Mentally ill woman who pushed NYC commuter in front of a train commits suicide while serving time
A disturbed woman who pushed a New York commuter is front of a train has committed suicide in prison while serving time for the gruesome death, the NY Daily News reports.
On Wednesday officials announced that Melanie Liverpool-Turner died of “an apparent suicide” at the Westchester Count, Bedford Hills Correctional Facility, a spokesman for the State Department of Corrections said.
Liverpool-Turner reportedly suffered from mental health issues and experienced childhood sexual abuse growing up in Trinidad and was the victim of a failed system, the outlet reports.
The 33-year-old woman reportedly committed suicide around 3:45 a.m. She was merely a month into her 20-year bid for the death of 49-year-old Connie Watton who she pushed in front of a subway train in Times Square on Nov. 7, 2016.
Watton was standing on the platform of the subway waiting for the 1 train at the time of the incident.
During her sentencing hearing last month, Watton’s husband Robert Watton, called his wife’s killer as a “psychopath” and a “demented piece of garbage,” the NY Post reported.
“I am haunted when imagining what happened to Connie that day by this demented piece of garbage, this murderer,” Watton said in Manhattan Supreme Court. “The name Melanie means darkness. You are heartless and you have no soul … She is a danger to the public and I wish nothing but a life behind bars for this psychopath.”
A month before Watton’s killing, Liverpool-Turner tried to convince cops that she pushed a person who committed suicide in front of a train at Union Square.
After the false confession, she told cops: “I hear voices.
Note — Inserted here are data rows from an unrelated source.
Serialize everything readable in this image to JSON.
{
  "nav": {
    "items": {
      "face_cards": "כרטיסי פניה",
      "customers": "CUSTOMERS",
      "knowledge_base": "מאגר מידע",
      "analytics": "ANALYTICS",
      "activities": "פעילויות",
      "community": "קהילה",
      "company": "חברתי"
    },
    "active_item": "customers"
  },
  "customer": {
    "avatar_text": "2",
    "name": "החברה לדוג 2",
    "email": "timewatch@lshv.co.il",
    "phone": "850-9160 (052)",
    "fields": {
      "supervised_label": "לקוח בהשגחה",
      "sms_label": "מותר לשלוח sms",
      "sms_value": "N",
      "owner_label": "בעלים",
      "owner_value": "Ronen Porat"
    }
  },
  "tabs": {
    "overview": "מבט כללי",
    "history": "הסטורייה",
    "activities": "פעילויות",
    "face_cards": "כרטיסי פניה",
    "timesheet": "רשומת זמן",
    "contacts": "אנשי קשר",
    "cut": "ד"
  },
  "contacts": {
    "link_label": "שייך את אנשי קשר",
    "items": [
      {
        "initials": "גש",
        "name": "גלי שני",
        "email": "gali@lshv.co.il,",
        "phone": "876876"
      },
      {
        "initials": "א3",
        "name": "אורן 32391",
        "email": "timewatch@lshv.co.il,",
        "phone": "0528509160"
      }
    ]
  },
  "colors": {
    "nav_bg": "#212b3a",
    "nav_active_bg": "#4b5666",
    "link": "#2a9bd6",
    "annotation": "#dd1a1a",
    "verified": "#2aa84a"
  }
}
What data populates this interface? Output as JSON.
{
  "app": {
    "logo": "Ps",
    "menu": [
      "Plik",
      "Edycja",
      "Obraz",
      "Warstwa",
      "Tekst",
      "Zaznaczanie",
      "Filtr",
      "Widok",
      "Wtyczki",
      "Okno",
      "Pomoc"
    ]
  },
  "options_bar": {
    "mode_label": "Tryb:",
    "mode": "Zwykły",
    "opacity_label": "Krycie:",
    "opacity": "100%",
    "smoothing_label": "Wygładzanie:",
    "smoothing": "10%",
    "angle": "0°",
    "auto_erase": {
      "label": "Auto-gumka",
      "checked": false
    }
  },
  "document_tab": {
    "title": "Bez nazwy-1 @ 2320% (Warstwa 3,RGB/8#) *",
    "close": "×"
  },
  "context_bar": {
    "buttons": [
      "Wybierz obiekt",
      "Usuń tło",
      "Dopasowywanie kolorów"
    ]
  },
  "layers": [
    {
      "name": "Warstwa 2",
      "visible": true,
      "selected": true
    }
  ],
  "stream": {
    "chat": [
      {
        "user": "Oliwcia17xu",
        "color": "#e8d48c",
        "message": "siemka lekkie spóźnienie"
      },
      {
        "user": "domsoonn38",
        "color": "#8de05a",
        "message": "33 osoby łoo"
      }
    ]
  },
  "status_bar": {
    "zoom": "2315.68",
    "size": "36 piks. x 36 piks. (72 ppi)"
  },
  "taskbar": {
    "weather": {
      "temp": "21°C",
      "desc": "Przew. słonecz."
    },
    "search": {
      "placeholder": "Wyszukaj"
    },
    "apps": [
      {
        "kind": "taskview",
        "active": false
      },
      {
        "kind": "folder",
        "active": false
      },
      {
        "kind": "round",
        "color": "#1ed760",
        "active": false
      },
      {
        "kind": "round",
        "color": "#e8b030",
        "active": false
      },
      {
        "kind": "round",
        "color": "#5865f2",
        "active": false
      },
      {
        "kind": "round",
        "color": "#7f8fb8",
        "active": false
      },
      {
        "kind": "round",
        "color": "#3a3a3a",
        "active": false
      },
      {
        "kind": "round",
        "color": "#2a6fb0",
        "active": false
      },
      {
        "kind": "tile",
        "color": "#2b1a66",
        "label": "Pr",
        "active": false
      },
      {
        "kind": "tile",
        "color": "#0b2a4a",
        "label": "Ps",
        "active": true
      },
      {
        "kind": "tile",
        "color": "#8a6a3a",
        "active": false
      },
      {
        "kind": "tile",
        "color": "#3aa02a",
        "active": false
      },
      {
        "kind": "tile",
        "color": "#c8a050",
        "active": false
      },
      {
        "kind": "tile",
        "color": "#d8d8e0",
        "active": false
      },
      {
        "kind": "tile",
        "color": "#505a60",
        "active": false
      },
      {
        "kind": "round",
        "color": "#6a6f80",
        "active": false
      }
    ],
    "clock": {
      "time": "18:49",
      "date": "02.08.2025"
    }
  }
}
I push people in front of trains.” Liverpool-Turner was committed to Bellevue Hospital’s psychiatric ward but released after a few days.
She killed Watton less than a month later.
The victim’s husband filed a lawsuit against the city Health and Hospitals Corp. for releasing Liverpool-Turner from Bellevue saying, the hospital staff “failed to recognize that [Liverpool] posed a danger to the public” even though she had “ideations of pushing people in front of trains,” the suit says.